Sunday, May 3, 2009
Country Music Half Marathon - Pre-Race
I awake with a start at 2:15AM on the morning of the race as a police car races by my hotel. I groan as I look at the clock - wake-up call in only 75 more minutes! As it turns out, the police siren was my wake-up call, because I will not fall back asleep. I lay there, thinking about the day ahead. I know that it will be difficult, but a snap compared to what anyone dealing with cancer is going through at the moment. At 3AM I hear the faint sounds of revelry coming from Broadway on Nashville's "Honky Tonk" district. I have to marval that as I prepare to get up at this early hour, there are people who haven't yet gone to bed!
Race day really began last night when the team assembled for nearly an hour to review what was going to transpire in the morning, including warnings about the heat. We were told to be in the lobby by 4AM, and Dave and I retire to our room to lay out all of our race stuff. This takes about 45 minutes or so, believe it or not - you do not want to forget anything on race day.
When I finally get out of bed at 3:25, it only takes us about 15 minutes or so to shave (in my case), slather on sunscreen and body glide, and dress. We head to the lobby and I wait until 4AM to buy a bagel and a banana for breakfast. Then we link up with the team. Dave and Nicole start spraying each other's hair with purple hairspray:
My team colors will be displayed on my right cheek, on my face, that is:
I ask someone to snap a photo of me and my three Nashville mentees. I am really proud of them. Two of them are running their first marathon today under very difficult conditions.
The entire Virginia team poses for photos from the multiple cameras that people have brought:
Then we join hands in a circle for a team cheer and head to the buses. It is now about 4:30, and is still pitch dark out. The temperature is very pleasant, maybe 62 degrees F. The wait for the buses in the dark is very orderly:
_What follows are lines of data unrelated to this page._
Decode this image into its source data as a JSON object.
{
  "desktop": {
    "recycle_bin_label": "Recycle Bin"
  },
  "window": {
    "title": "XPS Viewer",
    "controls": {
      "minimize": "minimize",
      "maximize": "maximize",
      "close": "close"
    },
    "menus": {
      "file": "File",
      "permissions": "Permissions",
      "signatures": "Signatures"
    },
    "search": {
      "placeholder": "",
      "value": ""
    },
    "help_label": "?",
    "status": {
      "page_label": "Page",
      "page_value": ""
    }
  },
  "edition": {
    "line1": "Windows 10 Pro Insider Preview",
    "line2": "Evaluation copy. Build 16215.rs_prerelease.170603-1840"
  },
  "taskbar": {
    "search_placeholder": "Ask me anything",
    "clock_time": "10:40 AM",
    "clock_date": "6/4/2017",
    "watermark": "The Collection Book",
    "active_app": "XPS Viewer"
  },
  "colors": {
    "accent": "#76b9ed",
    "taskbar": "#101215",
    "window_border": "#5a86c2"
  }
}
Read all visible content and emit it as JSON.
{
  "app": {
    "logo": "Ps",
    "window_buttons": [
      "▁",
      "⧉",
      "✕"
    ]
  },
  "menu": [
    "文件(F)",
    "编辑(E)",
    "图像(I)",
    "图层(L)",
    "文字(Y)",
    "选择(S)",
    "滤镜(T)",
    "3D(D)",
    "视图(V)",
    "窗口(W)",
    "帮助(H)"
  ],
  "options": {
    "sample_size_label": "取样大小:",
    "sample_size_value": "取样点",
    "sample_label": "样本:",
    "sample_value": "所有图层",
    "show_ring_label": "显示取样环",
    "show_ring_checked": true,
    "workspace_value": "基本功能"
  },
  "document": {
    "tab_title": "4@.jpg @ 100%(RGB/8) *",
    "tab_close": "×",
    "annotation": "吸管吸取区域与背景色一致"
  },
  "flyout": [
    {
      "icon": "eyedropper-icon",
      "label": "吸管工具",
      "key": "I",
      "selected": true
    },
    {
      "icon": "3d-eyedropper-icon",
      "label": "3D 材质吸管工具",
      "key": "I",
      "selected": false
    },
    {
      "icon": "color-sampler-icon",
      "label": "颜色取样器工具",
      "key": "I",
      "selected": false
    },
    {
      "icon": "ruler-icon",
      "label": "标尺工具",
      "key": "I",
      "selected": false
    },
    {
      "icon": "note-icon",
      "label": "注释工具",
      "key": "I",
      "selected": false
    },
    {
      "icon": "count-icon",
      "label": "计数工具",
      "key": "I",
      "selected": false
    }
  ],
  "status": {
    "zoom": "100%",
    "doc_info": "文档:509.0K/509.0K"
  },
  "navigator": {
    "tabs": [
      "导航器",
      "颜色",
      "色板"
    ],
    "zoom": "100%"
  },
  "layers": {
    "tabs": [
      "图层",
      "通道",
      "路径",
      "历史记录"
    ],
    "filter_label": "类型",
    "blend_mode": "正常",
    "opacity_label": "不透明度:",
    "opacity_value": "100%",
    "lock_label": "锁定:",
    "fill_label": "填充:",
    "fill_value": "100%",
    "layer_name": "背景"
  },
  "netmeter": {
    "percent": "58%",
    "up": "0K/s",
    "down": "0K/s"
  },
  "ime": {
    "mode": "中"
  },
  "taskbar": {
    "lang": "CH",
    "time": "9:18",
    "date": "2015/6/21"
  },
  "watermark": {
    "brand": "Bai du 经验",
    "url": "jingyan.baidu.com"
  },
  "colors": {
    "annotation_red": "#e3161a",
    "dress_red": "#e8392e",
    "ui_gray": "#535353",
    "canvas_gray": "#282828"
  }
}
The bus drops us off near a park about 4:50. Some of the team heads to the porta-potties, and the rest of us wait until they are done. I marval at the beauty of the Parthenon, which is all lit up by spotlights. This is an exact replica of the Parthenon in Athens. I wish I snapped a photo, because the lights are suddenly shut off. We head in that direction and arrive a little after 5, sprawling out on one of the corners of the building. We chat, rest, and eat and drink. A few try to sleep, in vain. As the sun is rising, I snap this photo of the team sitting at the base of the Parthenon, and a while later I take the photo of the Parthenon:
In the photo above, note the long line of hedges by the side of the building, which apparently have special religious significance to the truly devout. I will explain this shortly.
During the time between 5 and 6:30, we listen to the same pre-recorded 45 second message over and over. It discusses the location of various things: the medical tent, the massage area, the information booths. We are ready to strangle the guy who recorded it after about 20 minutes. People are snapping photos, stretching, taking breaks to brave the porta-potty lines, and dropping off their gear off at the UPS truck. About 6:30 the faster teammates head to the starting corales, and eventually I am the only one there. I am waiting for a teammate who had taken her gear bag to be dropped off, but as long as she has been gone, I assume that she is now in a porta-potty line. Because she left her race belt behind, I don't want to leave it, so I wait. I wait. I wait some more. I start thinking how a trip to a porta-potty sounds like a really good idea. But I don't want to leave. If I take her belt maybe we won't find each other. If I leave the belt, maybe someone will take it. With the lines that trail each porta-potty area, the wait would be at least 20-30 minutes, and that rules out a quick trip. Then I notice these incredibly religious men.
Several men are kneeling devoutly on the ground at the hedge just a few feet away, heads piously bowed, hands folded reverently in front of themselves in prayer. Except, of course, they are not praying. Unless there is a Patron Saint of Full Bladders that they are praying to, but I never learned about such a saint in religion class as a child. I start praying myself that I won't wet my pants before my teammate reappears, but I think taking a pee at a hedge while people walk by feet away just seems a little too crass. Of course in the original Olympics near the real Parthenon, everyone competed naked. We are not doing this here. 32,000 naked people running through downtown Nashville might be entertaining to the local populace, but pinning on our race numbers would suck! Plus, the sunburns would be pretty incredible.
Finally I explain the situation to a couple of women who are sitting nearby. "Would you watch this belt for me," I plead, 'while I run over to those bushes for a minute?" They are willing so I run to a large shrubby area, go in far enough so it shouldn't totally gross anyone out, and take care of Nature's calling. I run back to the Parthenon, and not 30 seconds later, my teammate appears. Oh well. We head to our starting corale, #26, and she snaps this photo of me:
The race started at 7AM, but the mass of people - 32,000 are registered for the half and the full marathon - takes a long time to move slowly to the start. I note how tired I feel, having been awake for nearly 6 hours and standing for a couple of hours during this time. But I can feel the adrenalin strart to surge as we get closer and closer to the starting line. A few minutes from the line, I snap this photo of the start, and then at 7:57, I cross the starting line for my first half-marathon: